And it’s only fair; it’s a soundtrack they should be proud of, starting off with a low rumble that radiates in cabin to a piercing but bassy wail as you plant the throttle deep into the expensive, colour-coordinated carpets.
The observation I’ve had about the 296 GTB is it has set a very high bar, finely balancing its beastly driving dynamics with an overall friendliness. Not much recalibration and re-acquainting is needed if you hop into its carbon-backed seats from whatever you’ve been driving earlier.
Sepang is naturally a track its lithe physique can run rings around, but at the same time, it wears its adaptability on its sleeves. I’m convinced this will slick through Kuala Lumpur just as effortlessly as the Roma did.
So, what’s there to fear? The newfangled tech distilling everything legendary about Ferrari? Pah! Allay those fears.

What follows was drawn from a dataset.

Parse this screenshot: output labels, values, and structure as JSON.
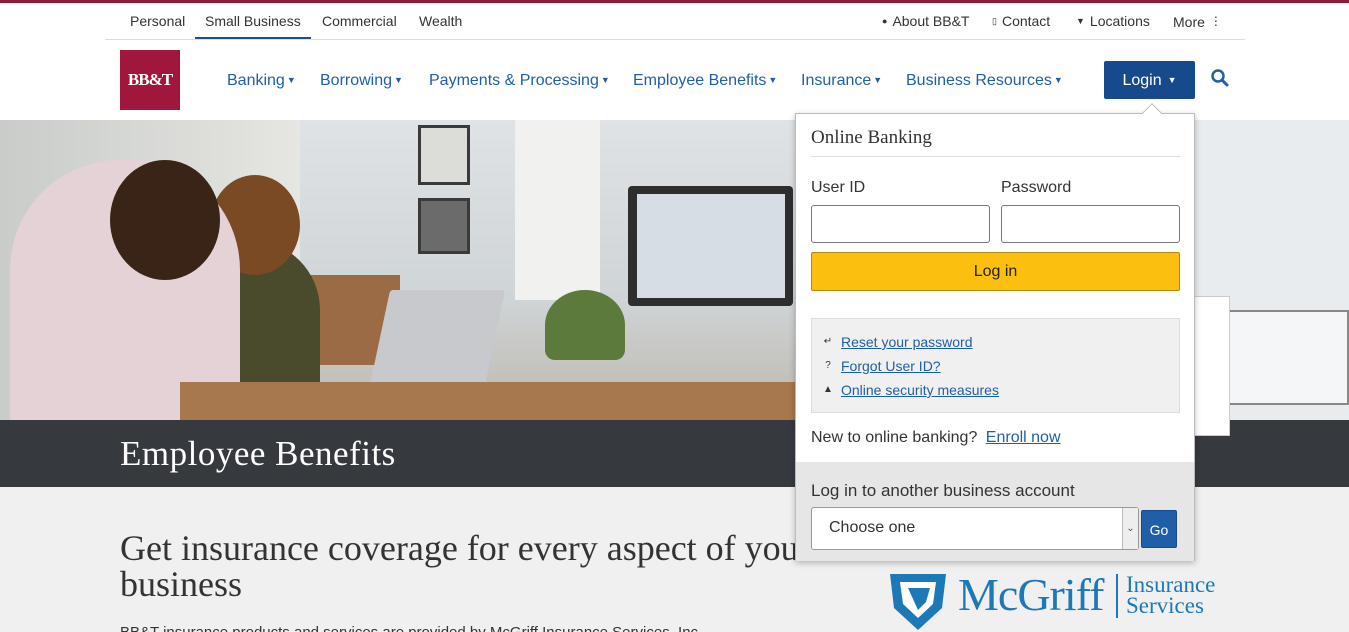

It comes at you strong, and all the red-blooded Ferrari DNA is well and truly intact.
If you’re rich enough to consider one, know that you’re getting a berlinetta that’s truly the turning of a new page in Maranello’s history, and for an ‘entry-level’ model to be so electrifying…that’s how you make loyalists of a brand.
Now I just need to know if Andrea’s appreciated durians as much as I did the 296. After getting over the initial reservations, of course.
Keyword: This is how you make loyalists of the brand: 2022 Ferrari 296 GTB tested around Sepang!